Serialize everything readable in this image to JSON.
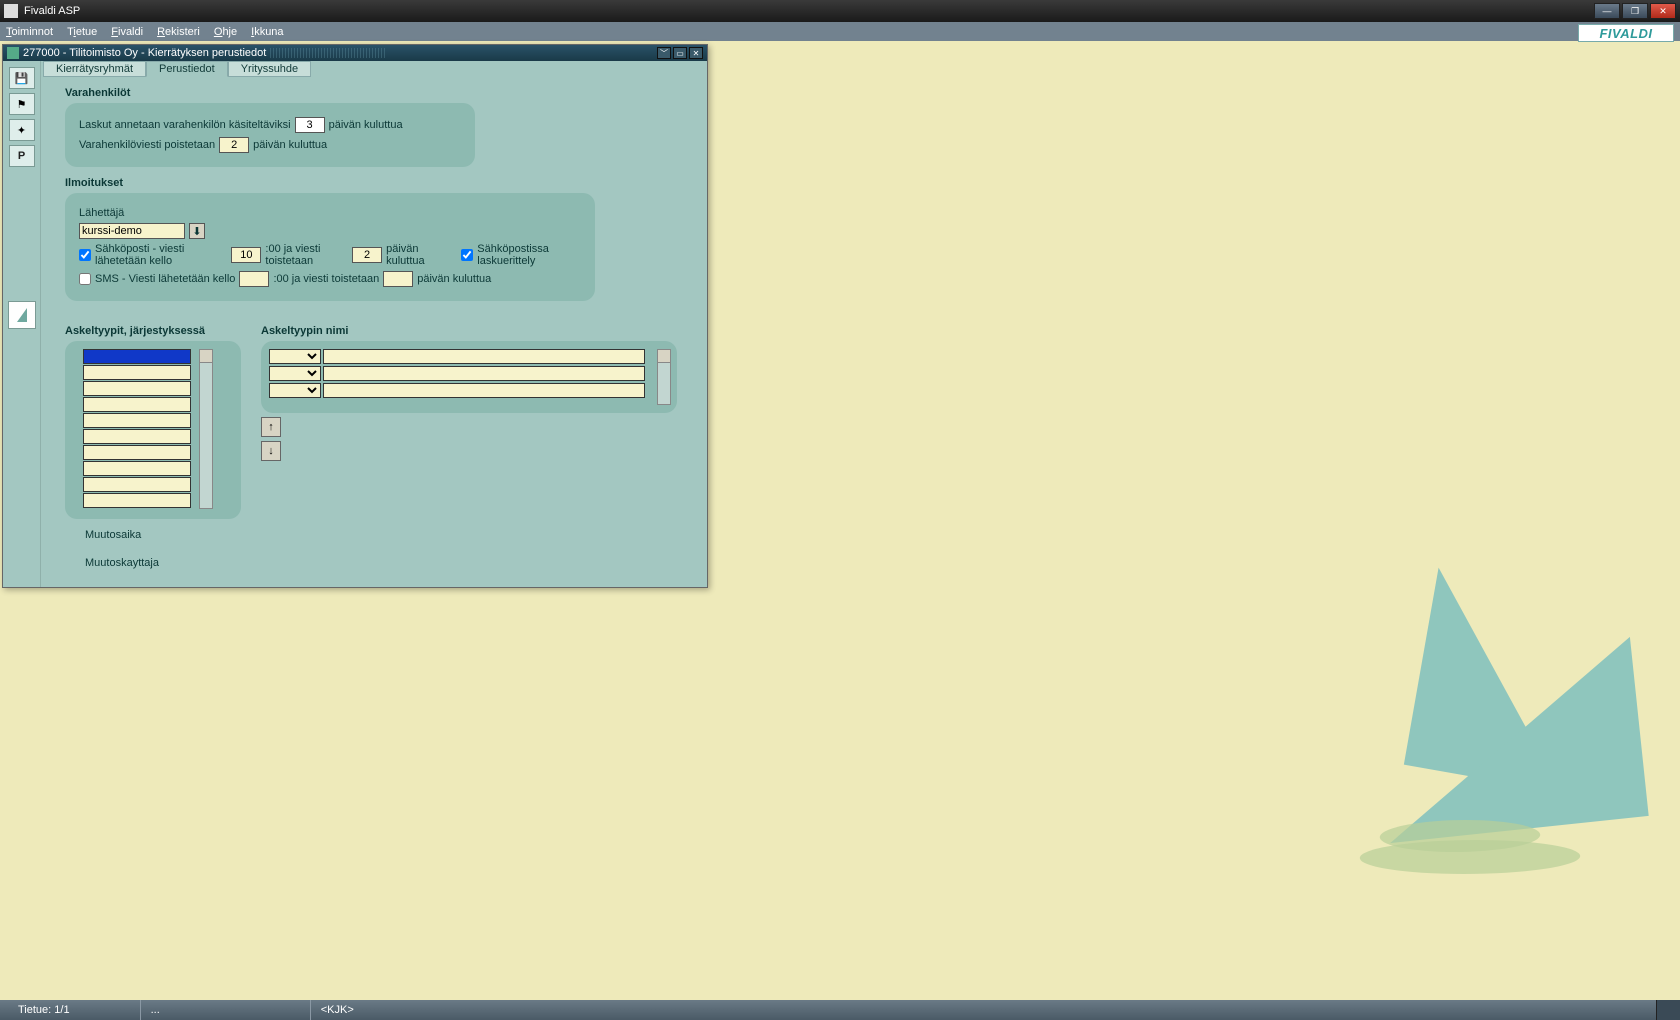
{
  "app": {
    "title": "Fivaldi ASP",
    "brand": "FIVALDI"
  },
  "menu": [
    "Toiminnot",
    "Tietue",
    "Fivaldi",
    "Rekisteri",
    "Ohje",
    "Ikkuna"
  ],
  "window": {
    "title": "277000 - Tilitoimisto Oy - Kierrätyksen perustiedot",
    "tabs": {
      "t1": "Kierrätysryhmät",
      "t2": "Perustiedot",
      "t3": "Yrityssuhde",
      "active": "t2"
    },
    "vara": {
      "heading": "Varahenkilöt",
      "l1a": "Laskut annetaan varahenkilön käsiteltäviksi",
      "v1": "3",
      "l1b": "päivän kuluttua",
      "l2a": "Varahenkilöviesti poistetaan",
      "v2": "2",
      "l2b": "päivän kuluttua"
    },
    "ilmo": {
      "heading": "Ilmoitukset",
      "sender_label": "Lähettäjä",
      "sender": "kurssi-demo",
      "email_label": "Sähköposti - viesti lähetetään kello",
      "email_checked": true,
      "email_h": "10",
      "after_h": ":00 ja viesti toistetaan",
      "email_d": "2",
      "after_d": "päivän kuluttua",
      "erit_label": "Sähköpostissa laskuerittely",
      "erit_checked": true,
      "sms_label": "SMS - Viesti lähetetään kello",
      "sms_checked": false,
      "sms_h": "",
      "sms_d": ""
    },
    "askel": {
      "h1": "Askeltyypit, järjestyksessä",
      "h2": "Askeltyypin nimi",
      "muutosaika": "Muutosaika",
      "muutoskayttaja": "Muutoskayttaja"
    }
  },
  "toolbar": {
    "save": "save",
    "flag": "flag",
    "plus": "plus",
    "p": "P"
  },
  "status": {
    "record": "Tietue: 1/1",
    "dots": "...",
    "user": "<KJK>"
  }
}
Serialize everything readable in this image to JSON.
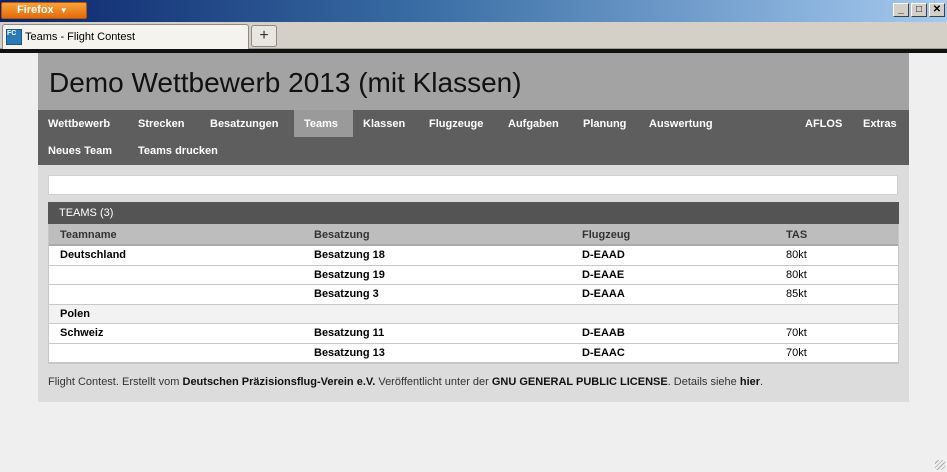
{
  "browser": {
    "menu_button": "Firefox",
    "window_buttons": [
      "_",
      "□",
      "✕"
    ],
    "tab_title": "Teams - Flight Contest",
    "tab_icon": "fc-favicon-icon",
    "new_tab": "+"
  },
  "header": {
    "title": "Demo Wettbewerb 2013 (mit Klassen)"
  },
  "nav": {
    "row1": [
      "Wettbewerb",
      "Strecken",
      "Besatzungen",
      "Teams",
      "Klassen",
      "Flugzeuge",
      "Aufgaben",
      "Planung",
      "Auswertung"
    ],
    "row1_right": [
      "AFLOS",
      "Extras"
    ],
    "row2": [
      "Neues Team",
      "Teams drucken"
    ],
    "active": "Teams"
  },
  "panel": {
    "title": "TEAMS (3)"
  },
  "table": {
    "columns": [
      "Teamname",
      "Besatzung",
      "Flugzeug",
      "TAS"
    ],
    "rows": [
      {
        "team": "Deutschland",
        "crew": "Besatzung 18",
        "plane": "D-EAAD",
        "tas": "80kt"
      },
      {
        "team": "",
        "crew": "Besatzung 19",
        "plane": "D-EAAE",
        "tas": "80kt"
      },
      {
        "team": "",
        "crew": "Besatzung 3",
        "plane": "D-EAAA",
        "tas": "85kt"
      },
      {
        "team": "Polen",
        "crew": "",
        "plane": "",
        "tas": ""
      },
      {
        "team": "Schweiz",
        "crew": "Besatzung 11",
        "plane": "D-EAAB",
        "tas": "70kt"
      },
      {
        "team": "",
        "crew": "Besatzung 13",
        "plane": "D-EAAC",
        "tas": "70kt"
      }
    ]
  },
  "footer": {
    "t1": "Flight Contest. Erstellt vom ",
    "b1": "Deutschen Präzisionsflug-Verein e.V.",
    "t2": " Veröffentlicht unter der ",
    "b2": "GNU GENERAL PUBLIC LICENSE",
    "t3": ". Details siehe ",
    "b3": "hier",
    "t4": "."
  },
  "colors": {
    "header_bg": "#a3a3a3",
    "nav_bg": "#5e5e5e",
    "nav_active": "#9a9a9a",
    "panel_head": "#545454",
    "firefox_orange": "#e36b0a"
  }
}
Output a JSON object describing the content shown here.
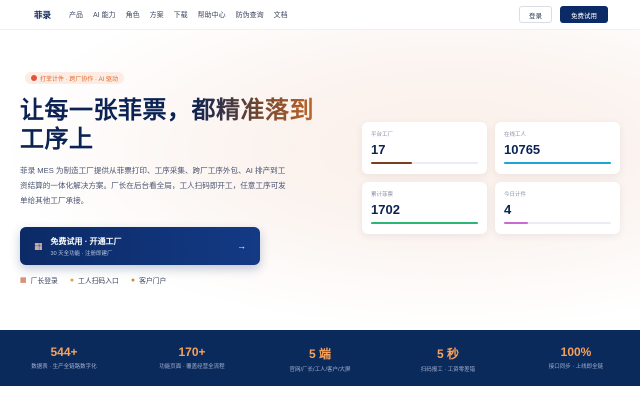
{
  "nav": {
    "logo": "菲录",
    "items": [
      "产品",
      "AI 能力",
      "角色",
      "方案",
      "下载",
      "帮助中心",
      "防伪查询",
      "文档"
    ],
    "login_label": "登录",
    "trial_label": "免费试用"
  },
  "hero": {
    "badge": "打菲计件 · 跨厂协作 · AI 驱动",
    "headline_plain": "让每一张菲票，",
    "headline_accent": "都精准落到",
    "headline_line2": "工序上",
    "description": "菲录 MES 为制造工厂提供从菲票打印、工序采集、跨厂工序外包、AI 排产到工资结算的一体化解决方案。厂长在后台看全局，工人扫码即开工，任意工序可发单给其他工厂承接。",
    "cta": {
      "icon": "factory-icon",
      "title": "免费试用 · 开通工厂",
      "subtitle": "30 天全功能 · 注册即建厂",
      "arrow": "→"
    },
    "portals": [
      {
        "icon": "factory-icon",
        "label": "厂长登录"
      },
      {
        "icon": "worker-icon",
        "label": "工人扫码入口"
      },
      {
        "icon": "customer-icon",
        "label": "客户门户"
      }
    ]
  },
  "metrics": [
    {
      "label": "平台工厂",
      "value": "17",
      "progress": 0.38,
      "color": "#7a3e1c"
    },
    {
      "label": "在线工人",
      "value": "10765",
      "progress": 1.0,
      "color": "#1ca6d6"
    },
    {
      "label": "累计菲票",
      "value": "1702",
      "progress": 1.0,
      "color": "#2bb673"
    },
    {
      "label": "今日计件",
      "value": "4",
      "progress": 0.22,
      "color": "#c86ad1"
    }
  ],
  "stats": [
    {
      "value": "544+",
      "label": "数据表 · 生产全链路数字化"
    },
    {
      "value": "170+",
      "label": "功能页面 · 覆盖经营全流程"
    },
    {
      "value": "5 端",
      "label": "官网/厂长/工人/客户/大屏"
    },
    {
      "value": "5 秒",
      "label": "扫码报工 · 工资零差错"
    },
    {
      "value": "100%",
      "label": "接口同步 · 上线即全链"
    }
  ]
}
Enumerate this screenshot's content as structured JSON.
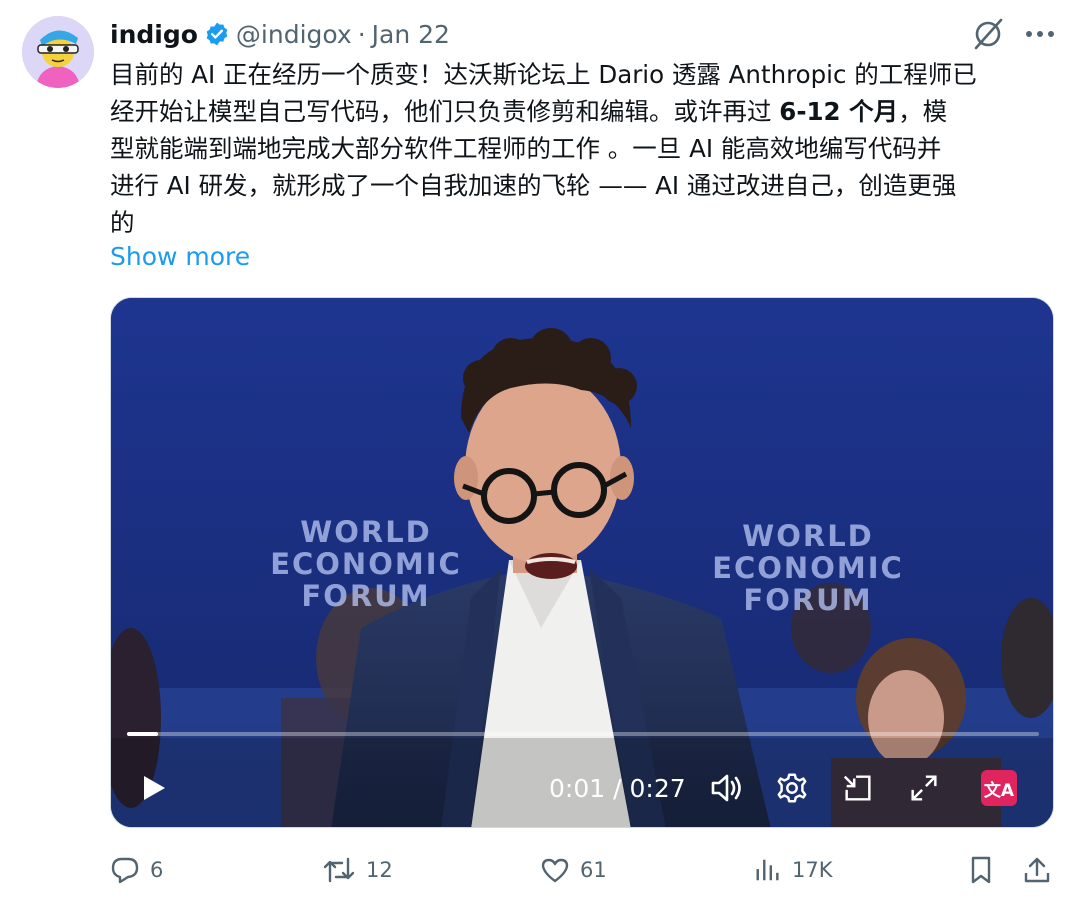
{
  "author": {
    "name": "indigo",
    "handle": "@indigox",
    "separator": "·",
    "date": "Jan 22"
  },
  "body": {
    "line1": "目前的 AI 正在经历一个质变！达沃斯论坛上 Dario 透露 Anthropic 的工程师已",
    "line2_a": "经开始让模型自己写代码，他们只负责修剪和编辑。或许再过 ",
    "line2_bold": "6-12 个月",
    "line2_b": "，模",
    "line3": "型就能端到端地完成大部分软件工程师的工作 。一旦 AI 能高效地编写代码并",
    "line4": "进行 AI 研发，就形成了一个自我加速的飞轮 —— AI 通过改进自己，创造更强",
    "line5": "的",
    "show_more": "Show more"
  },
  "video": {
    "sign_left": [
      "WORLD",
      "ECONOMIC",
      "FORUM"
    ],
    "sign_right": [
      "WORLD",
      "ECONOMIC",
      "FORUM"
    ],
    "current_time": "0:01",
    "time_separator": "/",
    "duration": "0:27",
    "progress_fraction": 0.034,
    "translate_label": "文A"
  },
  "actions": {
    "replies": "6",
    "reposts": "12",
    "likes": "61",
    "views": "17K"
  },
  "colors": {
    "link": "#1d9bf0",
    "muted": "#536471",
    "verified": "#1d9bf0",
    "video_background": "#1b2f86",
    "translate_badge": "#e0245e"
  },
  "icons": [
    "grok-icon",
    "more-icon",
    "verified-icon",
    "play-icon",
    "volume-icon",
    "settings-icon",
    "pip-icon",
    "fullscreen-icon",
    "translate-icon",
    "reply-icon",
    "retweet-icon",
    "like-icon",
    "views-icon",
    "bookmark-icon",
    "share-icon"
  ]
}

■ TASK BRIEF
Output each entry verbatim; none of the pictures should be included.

■ OUTPUT OF THE EXERCISE
Serialize everything readable in this image to JSON.
{
  "app": {
    "title": "Fivaldi ASP",
    "brand": "FIVALDI"
  },
  "menu": [
    "Toiminnot",
    "Tietue",
    "Fivaldi",
    "Rekisteri",
    "Ohje",
    "Ikkuna"
  ],
  "window": {
    "title": "277000 - Tilitoimisto Oy - Kierrätyksen perustiedot",
    "tabs": {
      "t1": "Kierrätysryhmät",
      "t2": "Perustiedot",
      "t3": "Yrityssuhde",
      "active": "t2"
    },
    "vara": {
      "heading": "Varahenkilöt",
      "l1a": "Laskut annetaan varahenkilön käsiteltäviksi",
      "v1": "3",
      "l1b": "päivän kuluttua",
      "l2a": "Varahenkilöviesti poistetaan",
      "v2": "2",
      "l2b": "päivän kuluttua"
    },
    "ilmo": {
      "heading": "Ilmoitukset",
      "sender_label": "Lähettäjä",
      "sender": "kurssi-demo",
      "email_label": "Sähköposti - viesti lähetetään kello",
      "email_checked": true,
      "email_h": "10",
      "after_h": ":00 ja viesti toistetaan",
      "email_d": "2",
      "after_d": "päivän kuluttua",
      "erit_label": "Sähköpostissa laskuerittely",
      "erit_checked": true,
      "sms_label": "SMS - Viesti lähetetään kello",
      "sms_checked": false,
      "sms_h": "",
      "sms_d": ""
    },
    "askel": {
      "h1": "Askeltyypit, järjestyksessä",
      "h2": "Askeltyypin nimi",
      "muutosaika": "Muutosaika",
      "muutoskayttaja": "Muutoskayttaja"
    }
  },
  "toolbar": {
    "save": "save",
    "flag": "flag",
    "plus": "plus",
    "p": "P"
  },
  "status": {
    "record": "Tietue: 1/1",
    "dots": "...",
    "user": "<KJK>"
  }
}
Serialize everything readable in this image to JSON.
{
  "browser": {
    "menu_button": "Firefox",
    "window_buttons": [
      "_",
      "□",
      "✕"
    ],
    "tab_title": "Teams - Flight Contest",
    "tab_icon": "fc-favicon-icon",
    "new_tab": "+"
  },
  "header": {
    "title": "Demo Wettbewerb 2013 (mit Klassen)"
  },
  "nav": {
    "row1": [
      "Wettbewerb",
      "Strecken",
      "Besatzungen",
      "Teams",
      "Klassen",
      "Flugzeuge",
      "Aufgaben",
      "Planung",
      "Auswertung"
    ],
    "row1_right": [
      "AFLOS",
      "Extras"
    ],
    "row2": [
      "Neues Team",
      "Teams drucken"
    ],
    "active": "Teams"
  },
  "panel": {
    "title": "TEAMS (3)"
  },
  "table": {
    "columns": [
      "Teamname",
      "Besatzung",
      "Flugzeug",
      "TAS"
    ],
    "rows": [
      {
        "team": "Deutschland",
        "crew": "Besatzung 18",
        "plane": "D-EAAD",
        "tas": "80kt"
      },
      {
        "team": "",
        "crew": "Besatzung 19",
        "plane": "D-EAAE",
        "tas": "80kt"
      },
      {
        "team": "",
        "crew": "Besatzung 3",
        "plane": "D-EAAA",
        "tas": "85kt"
      },
      {
        "team": "Polen",
        "crew": "",
        "plane": "",
        "tas": ""
      },
      {
        "team": "Schweiz",
        "crew": "Besatzung 11",
        "plane": "D-EAAB",
        "tas": "70kt"
      },
      {
        "team": "",
        "crew": "Besatzung 13",
        "plane": "D-EAAC",
        "tas": "70kt"
      }
    ]
  },
  "footer": {
    "t1": "Flight Contest. Erstellt vom ",
    "b1": "Deutschen Präzisionsflug-Verein e.V.",
    "t2": " Veröffentlicht unter der ",
    "b2": "GNU GENERAL PUBLIC LICENSE",
    "t3": ". Details siehe ",
    "b3": "hier",
    "t4": "."
  },
  "colors": {
    "header_bg": "#a3a3a3",
    "nav_bg": "#5e5e5e",
    "nav_active": "#9a9a9a",
    "panel_head": "#545454",
    "firefox_orange": "#e36b0a"
  }
}
Output a JSON object describing the content shown here.
{
  "nav": {
    "logo": "菲录",
    "items": [
      "产品",
      "AI 能力",
      "角色",
      "方案",
      "下载",
      "帮助中心",
      "防伪查询",
      "文档"
    ],
    "login_label": "登录",
    "trial_label": "免费试用"
  },
  "hero": {
    "badge": "打菲计件 · 跨厂协作 · AI 驱动",
    "headline_plain": "让每一张菲票，",
    "headline_accent": "都精准落到",
    "headline_line2": "工序上",
    "description": "菲录 MES 为制造工厂提供从菲票打印、工序采集、跨厂工序外包、AI 排产到工资结算的一体化解决方案。厂长在后台看全局，工人扫码即开工，任意工序可发单给其他工厂承接。",
    "cta": {
      "icon": "factory-icon",
      "title": "免费试用 · 开通工厂",
      "subtitle": "30 天全功能 · 注册即建厂",
      "arrow": "→"
    },
    "portals": [
      {
        "icon": "factory-icon",
        "label": "厂长登录"
      },
      {
        "icon": "worker-icon",
        "label": "工人扫码入口"
      },
      {
        "icon": "customer-icon",
        "label": "客户门户"
      }
    ]
  },
  "metrics": [
    {
      "label": "平台工厂",
      "value": "17",
      "progress": 0.38,
      "color": "#7a3e1c"
    },
    {
      "label": "在线工人",
      "value": "10765",
      "progress": 1.0,
      "color": "#1ca6d6"
    },
    {
      "label": "累计菲票",
      "value": "1702",
      "progress": 1.0,
      "color": "#2bb673"
    },
    {
      "label": "今日计件",
      "value": "4",
      "progress": 0.22,
      "color": "#c86ad1"
    }
  ],
  "stats": [
    {
      "value": "544+",
      "label": "数据表 · 生产全链路数字化"
    },
    {
      "value": "170+",
      "label": "功能页面 · 覆盖经营全流程"
    },
    {
      "value": "5 端",
      "label": "官网/厂长/工人/客户/大屏"
    },
    {
      "value": "5 秒",
      "label": "扫码报工 · 工资零差错"
    },
    {
      "value": "100%",
      "label": "接口同步 · 上线即全链"
    }
  ]
}
Enumerate this screenshot's content as structured JSON.
{
  "author": {
    "name": "indigo",
    "handle": "@indigox",
    "separator": "·",
    "date": "Jan 22"
  },
  "body": {
    "line1": "目前的 AI 正在经历一个质变！达沃斯论坛上 Dario 透露 Anthropic 的工程师已",
    "line2_a": "经开始让模型自己写代码，他们只负责修剪和编辑。或许再过 ",
    "line2_bold": "6-12 个月",
    "line2_b": "，模",
    "line3": "型就能端到端地完成大部分软件工程师的工作 。一旦 AI 能高效地编写代码并",
    "line4": "进行 AI 研发，就形成了一个自我加速的飞轮 —— AI 通过改进自己，创造更强",
    "line5": "的",
    "show_more": "Show more"
  },
  "video": {
    "sign_left": [
      "WORLD",
      "ECONOMIC",
      "FORUM"
    ],
    "sign_right": [
      "WORLD",
      "ECONOMIC",
      "FORUM"
    ],
    "current_time": "0:01",
    "time_separator": "/",
    "duration": "0:27",
    "progress_fraction": 0.034,
    "translate_label": "文A"
  },
  "actions": {
    "replies": "6",
    "reposts": "12",
    "likes": "61",
    "views": "17K"
  },
  "colors": {
    "link": "#1d9bf0",
    "muted": "#536471",
    "verified": "#1d9bf0",
    "video_background": "#1b2f86",
    "translate_badge": "#e0245e"
  },
  "icons": [
    "grok-icon",
    "more-icon",
    "verified-icon",
    "play-icon",
    "volume-icon",
    "settings-icon",
    "pip-icon",
    "fullscreen-icon",
    "translate-icon",
    "reply-icon",
    "retweet-icon",
    "like-icon",
    "views-icon",
    "bookmark-icon",
    "share-icon"
  ]
}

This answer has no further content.